ATHM: President Wolfman is earning some praise, and it seems more fans are discussing it each day that passes. Tell me how it feels to use a very unorthodox approach, which in truth is somewhat risky, and see it pay off with viewers?
MD: People really appreciate when something is trying to do be different, even if it’s not their sensibility. My motivation is to inspire other filmmakers to use these techniques to make their own recycled ‘green movies.’ It’s truly a passion for me, and fans respond to passion.
ATHM: You leave the door open to a possible sequel to this picture, but I’d imagine that could be a very, very challenging task given the style of the film. What is the likelihood we actually see a President Wolfman 2 somewhere down the line?
MD: It would have to be live action using real actors, totally betraying the green movie ethic, have a heavy handed script and shot like a “Saw” movie. I’d be fired from the production, then sue to get my name removed from the credits. The movie would flop, leaving my career in ruins. That would be funny.
ATHM: I know you directed a flick called Sex Galaxy a few years back. Did you use the same approach with that picture?
MD: Yes. That was the experiment to see if the technique was even feasible. I had no idea if anyone would tolerate a movie with grainy, faded footage and bad dubbing and bizarre cutaways. But it worked well enough for me to continue on.
ATHM: Do you see yourself sticking to this atypical style of filmmaking (which I love, for the record!), or will we see something a bit more… standard down the line?
MD: I have a new ‘green movie’ in the works that I’m very excited about. It’s going to be bigger, better and more outrageous then the last two combined!
ATHM: Before you go let me completely change directions and ask you to give me your three favorite films of all time.

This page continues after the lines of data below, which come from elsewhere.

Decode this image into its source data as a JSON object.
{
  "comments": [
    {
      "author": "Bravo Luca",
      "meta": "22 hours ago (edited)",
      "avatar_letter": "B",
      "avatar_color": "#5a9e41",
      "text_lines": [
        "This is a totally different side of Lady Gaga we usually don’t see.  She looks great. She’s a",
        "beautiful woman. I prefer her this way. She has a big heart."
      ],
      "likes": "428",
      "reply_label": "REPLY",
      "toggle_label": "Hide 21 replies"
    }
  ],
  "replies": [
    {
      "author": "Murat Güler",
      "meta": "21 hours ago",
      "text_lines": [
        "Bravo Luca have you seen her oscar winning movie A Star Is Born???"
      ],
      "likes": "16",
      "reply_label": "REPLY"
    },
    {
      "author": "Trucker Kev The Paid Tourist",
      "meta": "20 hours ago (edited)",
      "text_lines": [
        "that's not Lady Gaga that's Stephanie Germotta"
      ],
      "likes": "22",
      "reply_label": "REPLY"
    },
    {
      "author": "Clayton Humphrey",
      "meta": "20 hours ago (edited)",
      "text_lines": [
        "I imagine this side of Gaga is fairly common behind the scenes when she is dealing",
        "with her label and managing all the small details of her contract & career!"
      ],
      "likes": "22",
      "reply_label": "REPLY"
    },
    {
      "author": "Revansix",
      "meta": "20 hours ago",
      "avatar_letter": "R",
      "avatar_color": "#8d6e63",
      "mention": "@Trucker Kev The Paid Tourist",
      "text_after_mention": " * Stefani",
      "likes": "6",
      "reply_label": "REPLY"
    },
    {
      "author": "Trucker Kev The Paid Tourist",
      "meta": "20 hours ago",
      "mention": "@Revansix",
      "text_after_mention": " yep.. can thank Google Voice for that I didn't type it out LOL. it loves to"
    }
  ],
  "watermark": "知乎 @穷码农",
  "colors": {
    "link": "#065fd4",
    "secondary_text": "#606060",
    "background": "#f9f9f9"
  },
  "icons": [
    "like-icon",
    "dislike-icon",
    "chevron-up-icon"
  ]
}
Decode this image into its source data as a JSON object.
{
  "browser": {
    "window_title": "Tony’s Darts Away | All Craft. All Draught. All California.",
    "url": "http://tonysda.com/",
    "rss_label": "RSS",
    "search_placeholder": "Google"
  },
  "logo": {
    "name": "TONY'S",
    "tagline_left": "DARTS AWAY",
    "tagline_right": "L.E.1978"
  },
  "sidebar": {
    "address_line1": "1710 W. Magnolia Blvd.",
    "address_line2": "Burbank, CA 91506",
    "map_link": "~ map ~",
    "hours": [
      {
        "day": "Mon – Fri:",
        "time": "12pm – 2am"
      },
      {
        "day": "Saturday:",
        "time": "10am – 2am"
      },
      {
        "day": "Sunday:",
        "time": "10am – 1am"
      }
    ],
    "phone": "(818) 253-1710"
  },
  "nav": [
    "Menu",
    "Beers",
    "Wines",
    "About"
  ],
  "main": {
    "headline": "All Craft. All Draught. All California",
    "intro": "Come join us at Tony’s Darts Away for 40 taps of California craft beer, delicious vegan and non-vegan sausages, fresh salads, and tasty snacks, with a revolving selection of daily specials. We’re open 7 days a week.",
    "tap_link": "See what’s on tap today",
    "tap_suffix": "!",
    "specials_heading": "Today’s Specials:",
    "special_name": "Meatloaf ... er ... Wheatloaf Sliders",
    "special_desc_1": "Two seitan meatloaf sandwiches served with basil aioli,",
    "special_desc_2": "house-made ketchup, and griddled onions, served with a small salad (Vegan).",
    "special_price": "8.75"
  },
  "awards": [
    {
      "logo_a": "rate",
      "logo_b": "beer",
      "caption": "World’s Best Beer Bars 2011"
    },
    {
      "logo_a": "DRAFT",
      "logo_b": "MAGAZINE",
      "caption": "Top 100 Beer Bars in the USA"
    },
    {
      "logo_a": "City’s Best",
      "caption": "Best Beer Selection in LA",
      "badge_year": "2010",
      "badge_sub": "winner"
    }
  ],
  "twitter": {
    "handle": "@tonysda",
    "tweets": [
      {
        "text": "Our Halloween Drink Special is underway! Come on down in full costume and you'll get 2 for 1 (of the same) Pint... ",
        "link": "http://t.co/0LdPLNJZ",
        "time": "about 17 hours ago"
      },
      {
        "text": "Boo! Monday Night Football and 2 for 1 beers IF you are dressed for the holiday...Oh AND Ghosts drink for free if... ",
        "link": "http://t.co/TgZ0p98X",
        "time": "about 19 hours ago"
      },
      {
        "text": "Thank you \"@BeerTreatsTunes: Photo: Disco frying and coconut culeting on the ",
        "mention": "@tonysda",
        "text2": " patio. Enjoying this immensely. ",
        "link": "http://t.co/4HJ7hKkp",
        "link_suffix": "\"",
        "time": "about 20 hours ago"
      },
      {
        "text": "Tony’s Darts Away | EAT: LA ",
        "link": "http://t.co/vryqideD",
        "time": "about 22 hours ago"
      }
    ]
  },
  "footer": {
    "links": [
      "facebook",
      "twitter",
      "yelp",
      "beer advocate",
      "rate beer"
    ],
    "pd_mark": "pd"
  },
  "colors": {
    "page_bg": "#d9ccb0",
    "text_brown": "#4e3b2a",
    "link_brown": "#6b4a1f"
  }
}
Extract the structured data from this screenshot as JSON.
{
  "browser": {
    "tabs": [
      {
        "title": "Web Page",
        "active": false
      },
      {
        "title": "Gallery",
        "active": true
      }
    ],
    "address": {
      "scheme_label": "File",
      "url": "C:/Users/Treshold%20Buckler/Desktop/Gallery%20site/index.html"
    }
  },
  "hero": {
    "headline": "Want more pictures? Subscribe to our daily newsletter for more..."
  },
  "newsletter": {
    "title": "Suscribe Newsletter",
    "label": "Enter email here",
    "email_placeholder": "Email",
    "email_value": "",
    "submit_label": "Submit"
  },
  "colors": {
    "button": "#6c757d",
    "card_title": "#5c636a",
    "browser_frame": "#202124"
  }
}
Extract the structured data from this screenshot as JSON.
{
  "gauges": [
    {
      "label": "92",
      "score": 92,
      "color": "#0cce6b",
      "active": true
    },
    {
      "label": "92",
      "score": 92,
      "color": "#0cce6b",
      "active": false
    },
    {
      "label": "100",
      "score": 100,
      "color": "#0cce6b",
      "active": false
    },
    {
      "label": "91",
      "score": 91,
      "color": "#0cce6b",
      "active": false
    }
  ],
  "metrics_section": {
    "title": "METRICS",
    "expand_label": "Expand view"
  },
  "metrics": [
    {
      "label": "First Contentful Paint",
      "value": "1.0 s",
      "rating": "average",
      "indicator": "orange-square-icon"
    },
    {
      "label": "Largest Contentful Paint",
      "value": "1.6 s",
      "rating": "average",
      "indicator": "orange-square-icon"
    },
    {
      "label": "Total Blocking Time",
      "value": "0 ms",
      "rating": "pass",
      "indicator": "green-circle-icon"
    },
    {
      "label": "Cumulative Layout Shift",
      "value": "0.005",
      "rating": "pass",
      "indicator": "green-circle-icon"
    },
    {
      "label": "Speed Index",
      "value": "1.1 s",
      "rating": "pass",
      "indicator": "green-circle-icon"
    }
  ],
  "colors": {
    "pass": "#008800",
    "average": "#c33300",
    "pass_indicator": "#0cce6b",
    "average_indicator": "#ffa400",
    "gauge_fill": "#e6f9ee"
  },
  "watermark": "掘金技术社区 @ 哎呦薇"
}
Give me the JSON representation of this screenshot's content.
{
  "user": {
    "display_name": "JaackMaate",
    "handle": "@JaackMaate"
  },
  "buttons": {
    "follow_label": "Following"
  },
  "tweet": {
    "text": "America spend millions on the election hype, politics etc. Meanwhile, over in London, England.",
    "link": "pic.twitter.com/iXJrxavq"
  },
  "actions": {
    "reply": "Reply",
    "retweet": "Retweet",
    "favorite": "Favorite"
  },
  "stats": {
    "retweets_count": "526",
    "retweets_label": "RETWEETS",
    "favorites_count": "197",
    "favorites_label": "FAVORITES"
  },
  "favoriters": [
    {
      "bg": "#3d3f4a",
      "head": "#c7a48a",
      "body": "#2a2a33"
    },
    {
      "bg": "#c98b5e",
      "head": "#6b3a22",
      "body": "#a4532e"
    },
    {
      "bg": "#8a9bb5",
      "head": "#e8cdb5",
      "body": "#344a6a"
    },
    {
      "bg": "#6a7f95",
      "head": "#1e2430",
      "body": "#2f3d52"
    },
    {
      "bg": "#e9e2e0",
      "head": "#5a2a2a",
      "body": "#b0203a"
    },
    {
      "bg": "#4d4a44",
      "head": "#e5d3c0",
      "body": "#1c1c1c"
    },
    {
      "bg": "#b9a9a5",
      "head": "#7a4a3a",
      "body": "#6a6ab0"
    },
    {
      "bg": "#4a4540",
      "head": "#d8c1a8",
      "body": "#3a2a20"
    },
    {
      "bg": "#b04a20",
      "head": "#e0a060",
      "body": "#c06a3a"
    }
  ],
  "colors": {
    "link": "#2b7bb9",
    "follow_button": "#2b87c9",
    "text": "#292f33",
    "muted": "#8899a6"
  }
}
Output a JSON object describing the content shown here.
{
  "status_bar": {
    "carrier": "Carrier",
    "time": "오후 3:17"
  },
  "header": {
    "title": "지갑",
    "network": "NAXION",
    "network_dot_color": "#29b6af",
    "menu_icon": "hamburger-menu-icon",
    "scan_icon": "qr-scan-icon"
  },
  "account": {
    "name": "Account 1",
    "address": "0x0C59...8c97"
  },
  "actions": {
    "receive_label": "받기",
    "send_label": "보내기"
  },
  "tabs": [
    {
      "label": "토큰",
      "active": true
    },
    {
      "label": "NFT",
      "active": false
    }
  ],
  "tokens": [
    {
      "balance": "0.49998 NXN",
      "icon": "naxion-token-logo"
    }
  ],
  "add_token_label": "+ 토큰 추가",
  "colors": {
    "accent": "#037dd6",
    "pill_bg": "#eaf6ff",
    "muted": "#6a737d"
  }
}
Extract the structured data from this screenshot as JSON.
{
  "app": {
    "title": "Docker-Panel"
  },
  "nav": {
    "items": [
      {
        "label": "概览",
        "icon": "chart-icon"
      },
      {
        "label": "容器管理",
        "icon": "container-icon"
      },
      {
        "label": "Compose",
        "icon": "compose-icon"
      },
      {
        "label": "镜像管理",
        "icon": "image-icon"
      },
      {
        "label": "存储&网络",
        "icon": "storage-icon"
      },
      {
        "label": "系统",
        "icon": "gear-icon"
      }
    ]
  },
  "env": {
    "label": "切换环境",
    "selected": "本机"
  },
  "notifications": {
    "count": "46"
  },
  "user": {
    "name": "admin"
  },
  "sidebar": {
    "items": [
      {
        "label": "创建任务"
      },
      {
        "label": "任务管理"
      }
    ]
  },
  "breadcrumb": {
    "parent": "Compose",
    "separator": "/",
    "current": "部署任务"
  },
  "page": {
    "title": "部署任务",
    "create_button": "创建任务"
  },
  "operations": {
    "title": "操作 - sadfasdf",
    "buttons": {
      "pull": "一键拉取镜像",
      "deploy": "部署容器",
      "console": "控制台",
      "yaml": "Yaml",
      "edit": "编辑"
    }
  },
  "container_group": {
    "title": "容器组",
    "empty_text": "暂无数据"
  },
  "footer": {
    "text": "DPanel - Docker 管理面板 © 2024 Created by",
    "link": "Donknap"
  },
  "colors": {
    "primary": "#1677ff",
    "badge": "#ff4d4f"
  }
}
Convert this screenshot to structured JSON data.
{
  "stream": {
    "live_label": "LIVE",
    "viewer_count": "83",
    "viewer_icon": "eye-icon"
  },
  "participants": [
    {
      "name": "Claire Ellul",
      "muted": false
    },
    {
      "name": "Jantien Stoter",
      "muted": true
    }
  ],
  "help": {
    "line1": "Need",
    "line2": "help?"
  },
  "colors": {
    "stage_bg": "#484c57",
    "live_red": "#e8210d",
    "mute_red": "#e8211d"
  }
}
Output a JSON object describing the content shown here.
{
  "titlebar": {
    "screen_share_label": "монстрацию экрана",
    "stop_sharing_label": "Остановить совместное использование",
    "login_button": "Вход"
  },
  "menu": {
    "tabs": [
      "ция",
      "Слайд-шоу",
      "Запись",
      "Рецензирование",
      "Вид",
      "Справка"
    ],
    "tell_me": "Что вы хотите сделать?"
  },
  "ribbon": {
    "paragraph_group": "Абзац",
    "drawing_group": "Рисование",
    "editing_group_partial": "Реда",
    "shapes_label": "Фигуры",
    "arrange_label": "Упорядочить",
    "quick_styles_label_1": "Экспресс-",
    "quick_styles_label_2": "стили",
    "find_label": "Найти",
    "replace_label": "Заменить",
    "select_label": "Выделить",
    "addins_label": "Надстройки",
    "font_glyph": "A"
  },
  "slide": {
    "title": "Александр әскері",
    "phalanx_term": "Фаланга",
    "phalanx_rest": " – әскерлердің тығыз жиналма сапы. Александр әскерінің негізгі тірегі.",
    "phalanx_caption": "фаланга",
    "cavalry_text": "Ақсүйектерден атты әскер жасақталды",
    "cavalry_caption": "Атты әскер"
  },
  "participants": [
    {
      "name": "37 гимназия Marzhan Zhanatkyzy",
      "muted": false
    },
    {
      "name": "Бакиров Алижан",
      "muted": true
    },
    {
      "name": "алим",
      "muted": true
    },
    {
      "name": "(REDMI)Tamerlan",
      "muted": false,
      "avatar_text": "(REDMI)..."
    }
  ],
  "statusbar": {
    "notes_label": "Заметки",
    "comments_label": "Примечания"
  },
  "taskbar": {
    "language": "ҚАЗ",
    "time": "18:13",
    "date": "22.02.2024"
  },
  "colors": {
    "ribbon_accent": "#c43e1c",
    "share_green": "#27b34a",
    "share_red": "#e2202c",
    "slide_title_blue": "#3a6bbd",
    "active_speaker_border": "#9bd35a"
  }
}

MD: Faster Pussycat Kill Kill!, Planet of the Apes, Citizen Kane
ATHM: Thanks for the time, Mike!
MD: Thanks for digging the film. I made it for weirdoes like us!